Task objective: Please retype the entries below word for word, passing over every picture.
[Opening Material shown section]
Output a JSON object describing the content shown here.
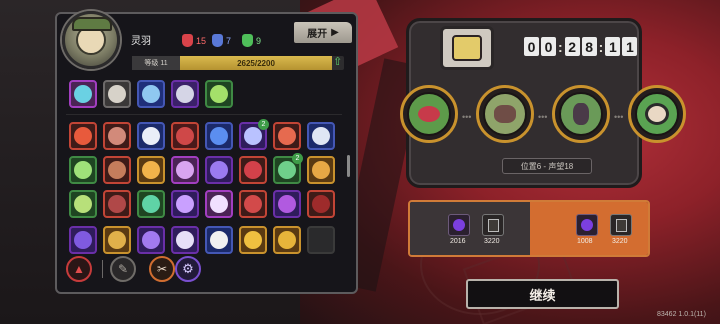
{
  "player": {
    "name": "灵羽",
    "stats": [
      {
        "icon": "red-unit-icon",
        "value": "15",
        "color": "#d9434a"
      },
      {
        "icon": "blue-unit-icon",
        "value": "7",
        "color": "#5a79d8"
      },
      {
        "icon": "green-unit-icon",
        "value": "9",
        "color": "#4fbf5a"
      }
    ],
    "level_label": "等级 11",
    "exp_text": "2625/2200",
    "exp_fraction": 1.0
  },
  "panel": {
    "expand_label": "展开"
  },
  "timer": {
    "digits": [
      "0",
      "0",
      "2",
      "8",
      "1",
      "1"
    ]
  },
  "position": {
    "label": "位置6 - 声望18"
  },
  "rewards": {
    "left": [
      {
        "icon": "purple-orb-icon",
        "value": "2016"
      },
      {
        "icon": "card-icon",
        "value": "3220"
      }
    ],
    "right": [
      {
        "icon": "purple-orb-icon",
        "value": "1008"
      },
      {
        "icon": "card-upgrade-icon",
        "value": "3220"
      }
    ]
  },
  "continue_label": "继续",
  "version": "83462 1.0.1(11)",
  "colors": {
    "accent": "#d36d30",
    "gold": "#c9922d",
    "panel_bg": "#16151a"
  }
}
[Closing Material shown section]
Output:
Output a JSON object describing the content shown here.
{
  "player": {
    "name": "灵羽",
    "stats": [
      {
        "icon": "red-unit-icon",
        "value": "15",
        "color": "#d9434a"
      },
      {
        "icon": "blue-unit-icon",
        "value": "7",
        "color": "#5a79d8"
      },
      {
        "icon": "green-unit-icon",
        "value": "9",
        "color": "#4fbf5a"
      }
    ],
    "level_label": "等级 11",
    "exp_text": "2625/2200",
    "exp_fraction": 1.0
  },
  "panel": {
    "expand_label": "展开"
  },
  "timer": {
    "digits": [
      "0",
      "0",
      "2",
      "8",
      "1",
      "1"
    ]
  },
  "position": {
    "label": "位置6 - 声望18"
  },
  "rewards": {
    "left": [
      {
        "icon": "purple-orb-icon",
        "value": "2016"
      },
      {
        "icon": "card-icon",
        "value": "3220"
      }
    ],
    "right": [
      {
        "icon": "purple-orb-icon",
        "value": "1008"
      },
      {
        "icon": "card-upgrade-icon",
        "value": "3220"
      }
    ]
  },
  "continue_label": "继续",
  "version": "83462 1.0.1(11)",
  "colors": {
    "accent": "#d36d30",
    "gold": "#c9922d",
    "panel_bg": "#16151a"
  }
}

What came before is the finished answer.